Wednesday, December 01, 2004

Only the Grassroots Can Save The Democratic Party

Only the Grassroots Can Save The Democratic Party
By Joe Trippi
The staggering defeat of the Democratic Party, and its ever-accelerating death spiral weren't obvious from the election results. Two factors masked the extent of the party's trouble. Without the innovation of Internet-driven small-donor fund-raising and a corresponding surge in support from the nation's youngest voters, John Kerry would have suffered a dramatically larger electoral defeat. And the true magnitude of the Democrats abject failure at the polls in 2004 would have been more clearly revealed.
Mr. Kerry raised nearly half of his campaign war chest over the Internet. He was so successful at online fund-raising that he actually outspent the Bush campaign in this election.
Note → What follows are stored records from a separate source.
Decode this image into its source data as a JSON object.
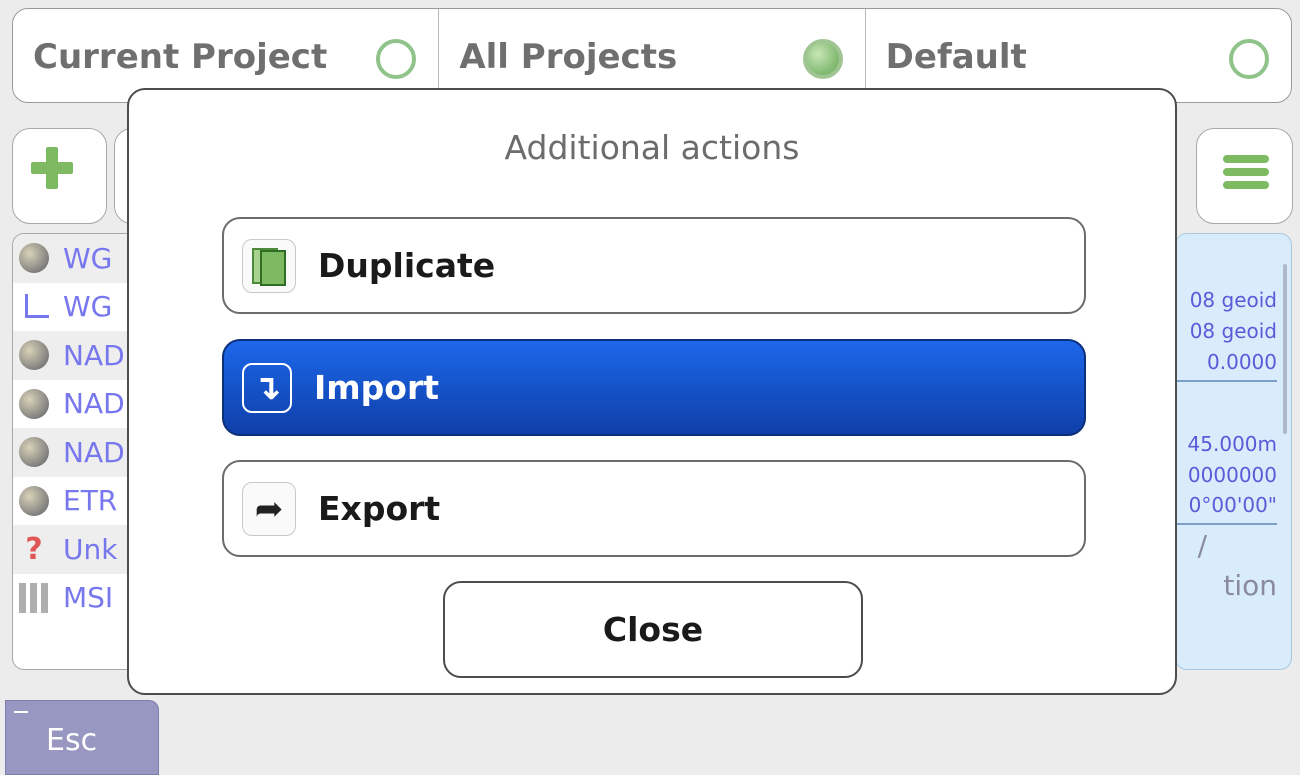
{
  "tabs": [
    {
      "label": "Current Project",
      "selected": false
    },
    {
      "label": "All Projects",
      "selected": true
    },
    {
      "label": "Default",
      "selected": false
    }
  ],
  "list": [
    {
      "icon": "globe-icon",
      "text": "WG"
    },
    {
      "icon": "axes-icon",
      "text": "WG"
    },
    {
      "icon": "globe-icon",
      "text": "NAD"
    },
    {
      "icon": "globe-icon",
      "text": "NAD"
    },
    {
      "icon": "globe-icon",
      "text": "NAD"
    },
    {
      "icon": "globe-icon",
      "text": "ETR"
    },
    {
      "icon": "question-icon",
      "text": "Unk"
    },
    {
      "icon": "grid-icon",
      "text": "MSI"
    }
  ],
  "info": {
    "line1": "08 geoid",
    "line2": "08 geoid",
    "line3": "0.0000",
    "line4": "45.000m",
    "line5": "0000000",
    "line6": "0°00'00\"",
    "line7": "/",
    "line8": "tion"
  },
  "esc_label": "Esc",
  "dialog": {
    "title": "Additional actions",
    "actions": [
      {
        "label": "Duplicate",
        "icon": "duplicate-icon"
      },
      {
        "label": "Import",
        "icon": "import-icon",
        "active": true
      },
      {
        "label": "Export",
        "icon": "export-icon"
      }
    ],
    "close_label": "Close"
  },
  "colors": {
    "accent": "#1c67ea",
    "link": "#7777ee",
    "radio_green": "#7fb86f"
  }
}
But it was the outsider campaign of Howard Dean, reviled by most of the Democratic establishment, which pioneered the use of the Internet to raise millions in small contributions; Mr. Kerry was just the beneficiary as the party nominee.
And it was the risk-taking and aggressive Dean Campaign that forced the risk-averse Kerry campaign to opt out of the public financing system.
Had that decision not been forced on Mr. Kerry, he would have been badly outspent by George Bush; he would not have been competitive at all throughout the long summer of 2004.
Mr. Kerry's lead among young voters hid just how bad Election Day really was for Democrats. In the 2000 election, voters between the ages of 18 and 29 split their votes evenly; nine million each for Mr. Bush and Al Gore. But in 2004, two million more voters in this age group turned out to vote. And while Mr. Bush won the same nine million votes, 11 million voted for Mr. Kerry. But when we set aside his two million new younger voters, the true disaster of 2004 is revealed. In 2000, Mr. Gore and Ralph Nader won a combined total of 54 million votes. This year Mr. Kerry and Mr. Nader got 53 million (ignoring the two million new young voters).
It turns out that Mr. Kerry was a weaker candidate than Mr. Gore. Mr. Kerry lost so much ground among women, Hispanics, and other key groups, that the millions in Internet money, the most Herculean get-out-the-vote effort in party history, and the largest turnout of young voters in over a decade, could not save him. Had the young voters stayed home, the sea of red on the electoral map would have grown to include at least Pennsylvania, Wisconsin and New Hampshire-perhaps one or two more.
Meanwhile, Mr. Bush, received 50 million votes in 2000, and 59 million in 2004. He added nine million votes. That is because Karl Rove had a plan and the Bush campaign stuck to it. There is no doubt that they executed it brilliantly. But the problem for Democrats is not Mr. Rove; it is that they're doing the same thing over and over again, expecting a different result. That's the definition of insanity....